Speaking of Zaniolo... He has yet to be capped for Italy, but if his Roma form is any indication, he should have a long prosperous national team career. Zaniolo was called up by Mancini in September before he ever made a Serie A appearance and will look to get his first cap in the coming week. If he keeps up his fine form, Zaniolo should be an Italy fixture for a long time.

Burning Questions

Who will score the goals?

Italy’s biggest issue since the failed World Cup qualification has been a dearth of goals from its forwards. Striker has been the biggest issue with nobody grabbing the reigns and making the position his own in recent years. Despite bagging plenty of league goals, Ciro Immobile and Andrea Belotti have yet to find similar success in Azzurro. Perhaps on fire 36- year-old Fabio Quagliarella can provide at least a short term solution for the upcoming qualifiers.

Will Mario Balotelli be given another chance?

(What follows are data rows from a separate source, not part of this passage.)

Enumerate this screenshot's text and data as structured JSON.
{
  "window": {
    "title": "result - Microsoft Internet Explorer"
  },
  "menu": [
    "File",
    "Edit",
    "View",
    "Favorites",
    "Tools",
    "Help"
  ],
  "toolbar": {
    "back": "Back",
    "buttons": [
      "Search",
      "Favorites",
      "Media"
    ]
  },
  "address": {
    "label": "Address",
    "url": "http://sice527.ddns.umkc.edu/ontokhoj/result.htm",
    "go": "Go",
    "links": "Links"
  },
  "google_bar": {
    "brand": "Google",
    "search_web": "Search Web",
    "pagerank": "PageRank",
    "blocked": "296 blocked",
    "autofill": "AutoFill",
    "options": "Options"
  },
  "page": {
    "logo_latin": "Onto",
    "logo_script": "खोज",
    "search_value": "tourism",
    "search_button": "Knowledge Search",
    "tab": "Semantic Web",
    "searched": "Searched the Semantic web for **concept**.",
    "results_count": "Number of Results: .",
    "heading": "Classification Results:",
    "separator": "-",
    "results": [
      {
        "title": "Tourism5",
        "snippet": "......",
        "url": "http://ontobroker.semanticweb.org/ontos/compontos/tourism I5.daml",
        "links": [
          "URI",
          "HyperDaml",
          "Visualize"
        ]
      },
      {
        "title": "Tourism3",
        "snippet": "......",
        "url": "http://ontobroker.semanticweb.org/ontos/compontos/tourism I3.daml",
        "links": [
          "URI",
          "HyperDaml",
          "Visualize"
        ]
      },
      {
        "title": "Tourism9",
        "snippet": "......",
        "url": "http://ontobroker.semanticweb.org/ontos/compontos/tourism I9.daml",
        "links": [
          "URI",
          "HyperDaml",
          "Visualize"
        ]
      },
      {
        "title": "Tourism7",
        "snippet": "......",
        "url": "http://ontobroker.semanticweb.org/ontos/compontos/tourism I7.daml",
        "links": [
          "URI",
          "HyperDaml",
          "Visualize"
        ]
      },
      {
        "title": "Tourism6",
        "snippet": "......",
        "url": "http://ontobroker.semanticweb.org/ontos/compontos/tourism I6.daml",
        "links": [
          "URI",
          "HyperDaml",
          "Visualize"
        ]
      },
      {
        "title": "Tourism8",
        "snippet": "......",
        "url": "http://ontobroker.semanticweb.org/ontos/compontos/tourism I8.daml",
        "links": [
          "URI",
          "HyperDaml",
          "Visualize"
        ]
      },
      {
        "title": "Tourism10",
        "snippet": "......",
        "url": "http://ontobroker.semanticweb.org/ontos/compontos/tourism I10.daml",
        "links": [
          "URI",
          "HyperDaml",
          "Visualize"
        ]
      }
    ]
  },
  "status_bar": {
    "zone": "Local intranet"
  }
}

Balotelli was last called up in September, after a prior recall by Mancini in May 2018, his first since World Cup 2014. Balotelli’s bad boy attitude stunted what looked like a top class career. However, the 28-year-old has flown under the radar bit since his move to France in 2016. After seasons of 17 and 26 goals for Nice, Balotelli has scored five times since a January move to Marseilles. Mancini is very familiar with Balotelli, having coached him at Inter and City. If he keeps up his fine form and keeps walking the straight and narrow, one wonders if he can’t be the answer for Italy at the #9 position.

Will Alessio Romagnoli be the next great Italian CB?

Over the years, Italy has seen countless world class center backs in its ranks; Paolo Maldini, Alessandro Nesta, Fabio Cannavaro, and Chiellini just to name a few. With Chiellini and Bonucci both on the wrong side of 30, the Azzurri will need an heir. And that heir looks like it could be Roma youth product Romagnoli, who has become the leader of Milan’s back line. When I chatted with Milan Club Philly founder David Fante, who watches Romagnoli on a weekly basis he gave me this assessment.

Bo-whocci? Romagnoli is the real deal. He’s calm and carries an air of authority that’s essential in a captain. His greatest strength is being a smart, well positioned player, and his presence on the pitch gives me confidence (or at least some relief) that it’s not the defensive side of things I need to worry about during a match. Unless Donnarumma starts dribbling the ball, but that’s another topic of conversation. I don’t go deep into tactics or player qualities, so I can’t call out specific technical weaknesses, but I think he needs to grow and mature a bit more before he’s accepted as a leader of the Azzurri. I’m sure he’s capable now and will only improve over time, but there’s a bias within FIGC that favors older players (for the most part deservedly) in leadership positions.

For my money, I think Romagnoli has what it takes to lead the Italy back line well past Euro 2020. Now to finding him a post-Bonucci partner. Will the real Mattia Caldara and Daniele Rugani please stand up.

Will Roma continue to play a big role in the squad make up?

Roma currently have four players on the Italy roster and a fifth who will be a part of the mix. Under the recently departed leadership, Roma began to build a nice, young Italian core. With new leadership comes new ideas, so only time will tell if the ‘Italianization’ of Roma continues. Current national team player Gianluca Mancini was rumored to be on way to Rome in the summer, but who knows if that deal dies with Monchi’s departure.

Conclusions

Italy seems to be stocked full of young talent and on the upward trajectory under Mancini. In a group like this, qualification should be a formality. Nonetheless, Italy needs to find a consistent goal threat to ensure that they don’t make qualification more difficult than it needs to be and finish top of the table.